All of us will agree that in most cases a careful historical interview and clinical examination will lead us to the correct diagnosis. But circumstances do not always fall neatly into place. Sometimes, historical information is inaccurate, clinical findings are obscured by concomitant physiological or pathological conditions, or technological limitations obscure the correct diagnosis. Misdiagnosis is also more likely in cases involving a rare disease or an unusual condition, one that doesn't fit established guidelines and previously understood standards. Sometimes the examining surgeon simply fails to pick up on an important clue. None of us is the perfect diagnostician all of the time, although we owe it to our patients to try to peg the diagnosis the first time, every time. Sometimes, moreover, we manage to successfully treat a patient even though our diagnosis may not be completely accurate. And, as described in the interesting case report dealing with a Maisonneuve fracture, by Charopoulos et al and published herein, the importance of reappraisal of the clinical situation, including taking a closer look at the radiographs, when clinical symptoms persist or change cannot be overstated. I think that we can all agree that if our patient is not progressing satisfactorily in a reasonable period of time, then either our treatment is inadequate or our diagnosis is wrong. In such cases, it usually pays to reassess the patient and, perhaps, to get another surgeon's opinion. We have all been in the clinical scenario where the precise diagnosis eludes us, and for this reason I hope that the Maisonneuve fracture case report that we publish in this issue piques our readers' interest.

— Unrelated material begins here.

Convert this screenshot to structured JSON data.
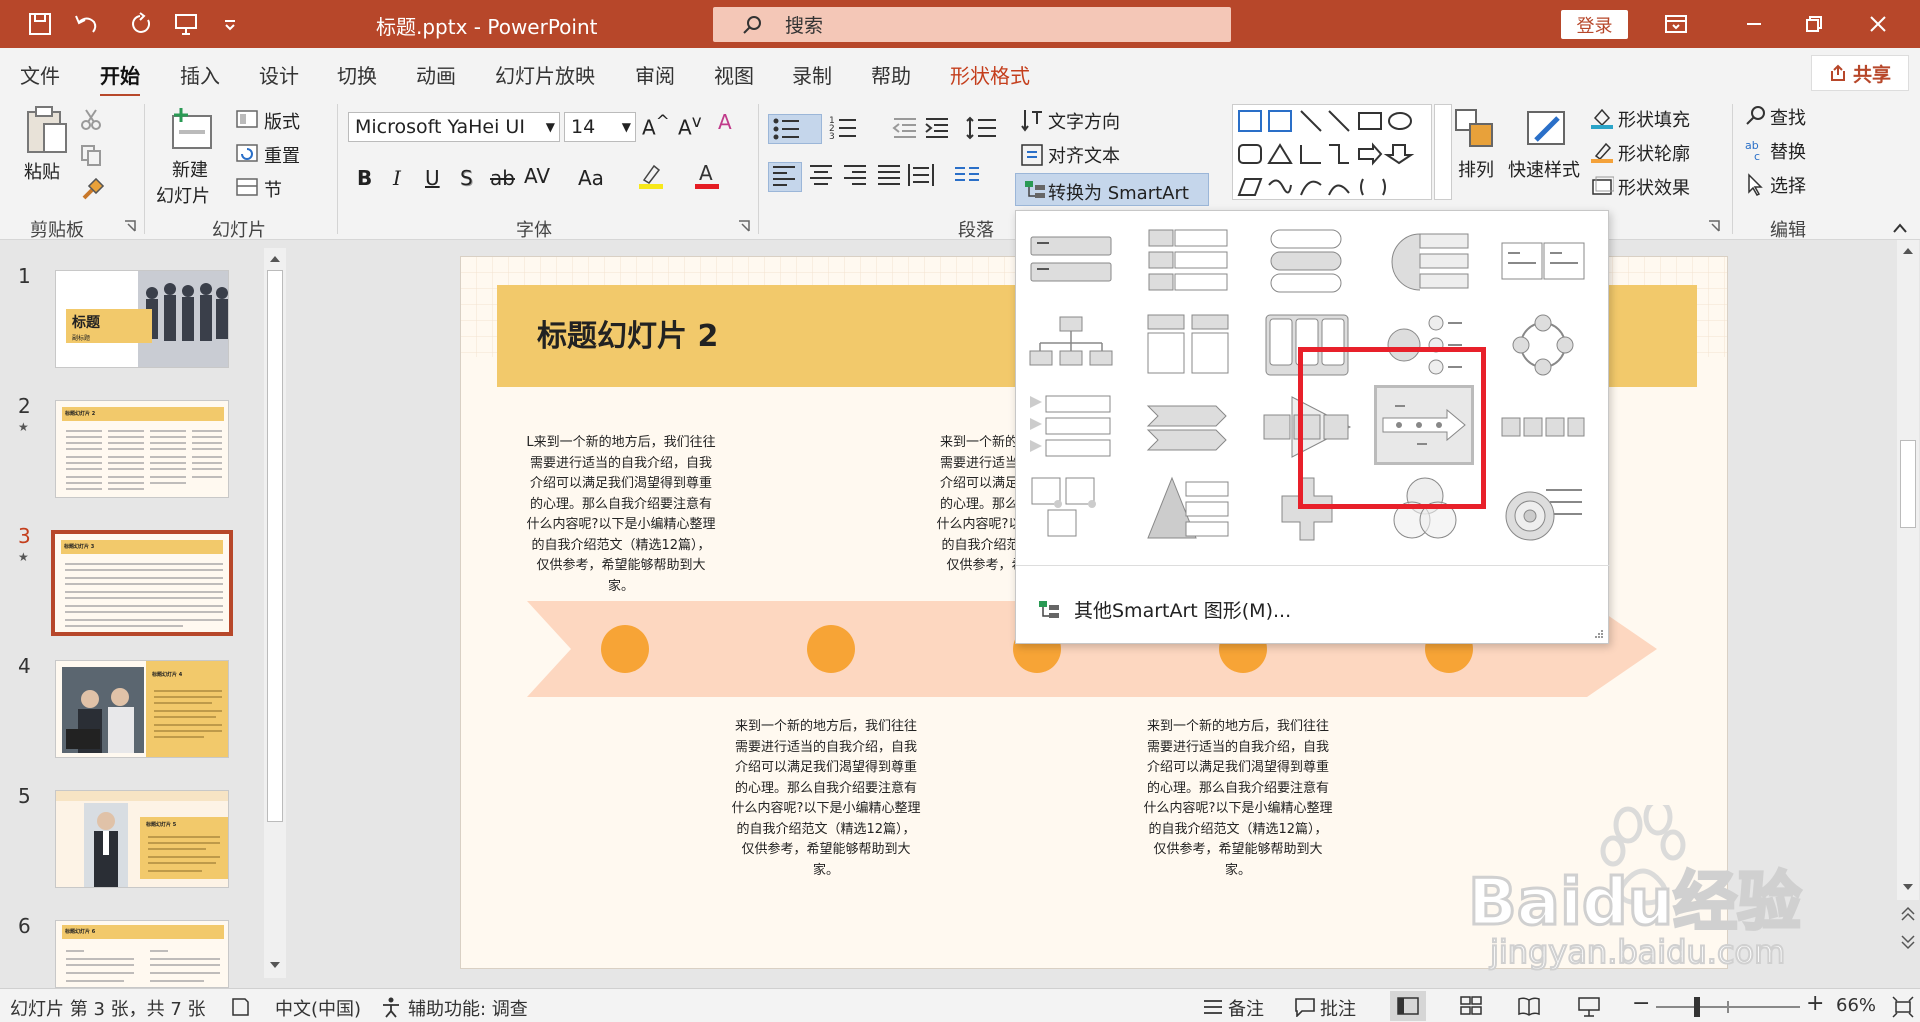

© 2010 American College of Foot and Ankle Surgeons. Published by Elsevier Inc. All rights reserved.